Become superuser or assume an equivalent role.
Roles contain authorizations and privileged commands. For more information about roles, see Configuring RBAC (Task Map) in System Administration Guide: Security Services.
If the system has several partitions, install the partitions under separate directories, for example, /export/home1 and /export/home2.
Use the Solaris Management Console tools to create and maintain the auto_home map.
Whenever you create a new user account, type the location of the user's home directory in the auto_home map. Map entries can be simple, for example:
rusty dragon:/export/home1/& gwenda dragon:/export/home1/& charles sundog:/export/home2/& rich dragon:/export/home3/&
Notice the use of the & (ampersand) to substitute the map key. The ampersand is an abbreviation for the second occurrence of rusty in the following example.
With the auto_home map in place, users can refer to any home directory (including their own) with the path /home/user. user is their login name and the key in the map. This common view of all home directories is valuable when logging in to another user's computer. Autofs mounts your home directory for you. Similarly, if you run a remote windowing system client on another computer, the client program has the same view of the /home directory.

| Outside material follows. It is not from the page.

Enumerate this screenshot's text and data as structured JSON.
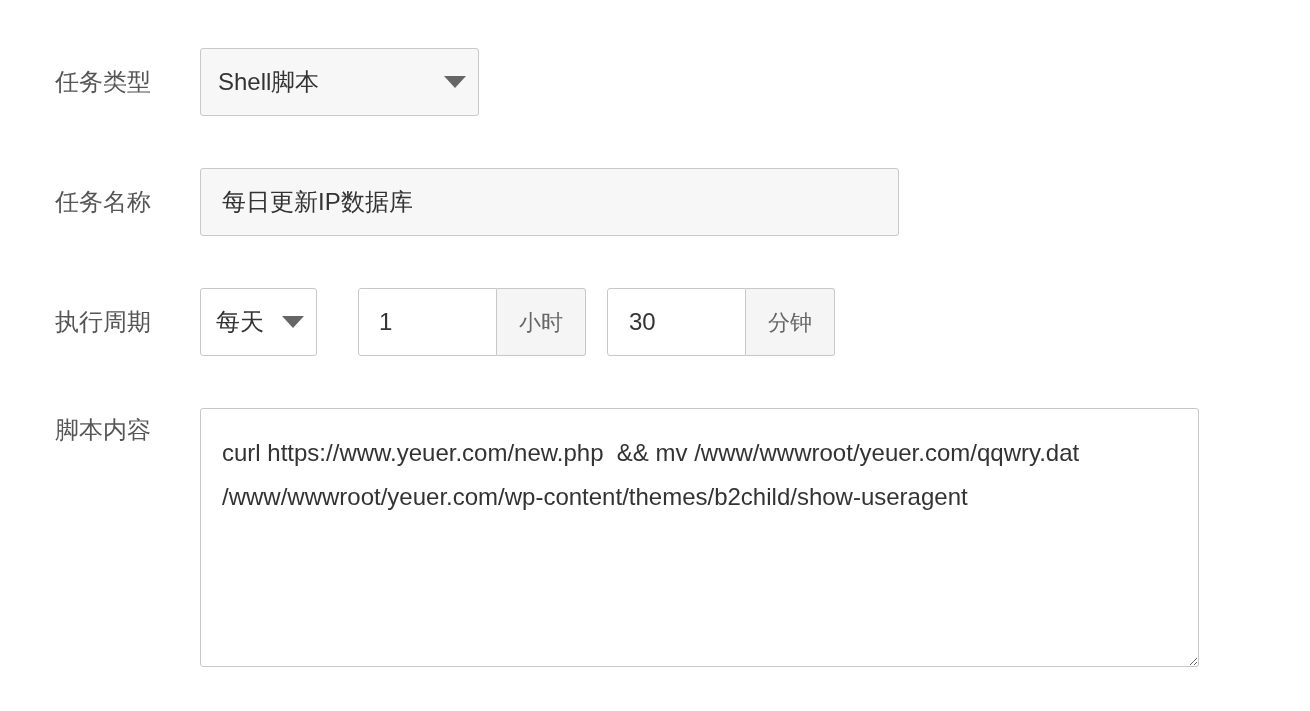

This common view also extends to the server. Using the previous example, if rusty logs in to the server dragon, autofs there provides direct access to the local disk by loopback-mounting /export/home1/rusty onto /home/rusty.

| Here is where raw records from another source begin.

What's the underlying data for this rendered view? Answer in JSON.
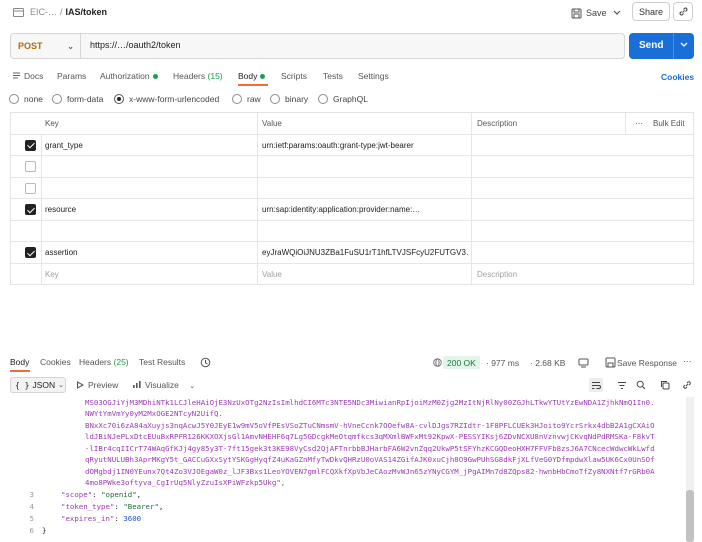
{
  "header": {
    "workspace": "EIC-…",
    "separator": "/",
    "request_name": "IAS/token",
    "save_label": "Save",
    "share_label": "Share"
  },
  "request": {
    "method": "POST",
    "url": "https://…/oauth2/token",
    "send_label": "Send"
  },
  "tabs": [
    {
      "label": "Docs"
    },
    {
      "label": "Params"
    },
    {
      "label": "Authorization"
    },
    {
      "label": "Headers",
      "count": "(15)"
    },
    {
      "label": "Body"
    },
    {
      "label": "Scripts"
    },
    {
      "label": "Tests"
    },
    {
      "label": "Settings"
    }
  ],
  "cookies_label": "Cookies",
  "body_types": [
    "none",
    "form-data",
    "x-www-form-urlencoded",
    "raw",
    "binary",
    "GraphQL"
  ],
  "body_type_selected": "x-www-form-urlencoded",
  "table": {
    "headers": {
      "key": "Key",
      "value": "Value",
      "description": "Description",
      "bulk_edit": "Bulk Edit"
    },
    "rows": [
      {
        "checked": true,
        "key": "grant_type",
        "value": "urn:ietf:params:oauth:grant-type:jwt-bearer",
        "description": ""
      },
      {
        "checked": false,
        "key": "",
        "value": "",
        "description": ""
      },
      {
        "checked": false,
        "key": "",
        "value": "",
        "description": ""
      },
      {
        "checked": true,
        "key": "resource",
        "value": "urn:sap:identity:application:provider:name:…",
        "description": ""
      },
      {
        "checked": false,
        "key": "",
        "value": "",
        "description": ""
      },
      {
        "checked": true,
        "key": "assertion",
        "value": "eyJraWQiOiJNU3ZBa1FuSU1rT1hfLTVJSFcyU2FUTGV3…",
        "description": ""
      }
    ],
    "placeholder": {
      "key": "Key",
      "value": "Value",
      "description": "Description"
    }
  },
  "response": {
    "tabs": [
      {
        "label": "Body"
      },
      {
        "label": "Cookies"
      },
      {
        "label": "Headers",
        "count": "(25)"
      },
      {
        "label": "Test Results"
      }
    ],
    "status": "200 OK",
    "time": "977 ms",
    "size": "2.68 KB",
    "save_response_label": "Save Response",
    "format": "JSON",
    "preview_label": "Preview",
    "visualize_label": "Visualize"
  },
  "code": {
    "token_lines": [
      "MS03OGJiYjM3MDhiNTk1LCJleHAiOjE3NzUxOTg2NzIsImlhdCI6MTc3NTE5NDc3MiwianRpIjoiMzM0Zjg2MzItNjRlNy00ZGJhLTkwYTUtYzEwNDA1ZjhkNmQ1In0.",
      "NWYtYmVmYy0yM2MxOGE2NTcyN2UifQ.",
      "BNxXc70i6zA84aXuyjs3nqAcwJ5Y0JEyE1w9mV5oVfPEsVSoZTuCNmsmV-hVneCcnk7OOefw8A-cvlDJgs7RZIdtr-1F8PFLCUEk3HJoito9YcrSrkx4dbB2A1gCXAiO",
      "ldJBiNJePLxDtcEUuBxRPFR126KKXOXjsGl1AmvNHEHF6q7Lg5GDcgkMeOtqmfkcs3qMXmlBWFxMt92KpwX-PESSYIKsj6ZDvNCXU8nVznvwjCKvqNdPdRMSKa-F8kvT",
      "-lIBr4cqIICrT74WAqGfKJj4gy85y3T-7ft15gek3t3KE98VyCsd2QjAFTnrbbBJHarbFA6W2vnZqq2UkwP5tSFYhzKCGQDeoHXH7FFVFb8zsJ6A7CNcecWdwcWkLwfd",
      "qRyutNULUBh3AprMKgY5t_GACCuGXxSytYSKGgHyqfZ4uKaGZnMfyTwDkvQHRzU0oVAS14ZGifAJK0xuCjh8O9GwPUhSG8dkFjXLfVeG0YDfmpdwXlaw5UK6Cx0UnSOf",
      "dOMgbdj1IN0YEunx7Qt4Zo3VJOEgaW0z_lJF3Bxs1LeoYOVEN7gmlFCQXkfXpVbJeCAozMvWJn65zYNyCGYM_jPgAIMn7d8ZQps82-hwnbHbCmoTfZy8NXNtf7rGRb0A",
      "4mo8PWke3oftyva_CgIrUq5NlyZzuIsXPiWFzkp5Ukg\","
    ],
    "lines": [
      {
        "num": "3",
        "key": "\"scope\"",
        "value": "\"openid\"",
        "type": "string"
      },
      {
        "num": "4",
        "key": "\"token_type\"",
        "value": "\"Bearer\"",
        "type": "string"
      },
      {
        "num": "5",
        "key": "\"expires_in\"",
        "value": "3600",
        "type": "number"
      },
      {
        "num": "6",
        "key": "}",
        "value": "",
        "type": "brace"
      }
    ]
  }
}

Users do not need to be aware of the real location of their home directories. If rusty needs more disk space and needs to have his home directory relocated to another server, a simple change is sufficient. You need only change rusty's entry in the auto_home map to reflect the new location. Other users can continue to use the /home/rusty path.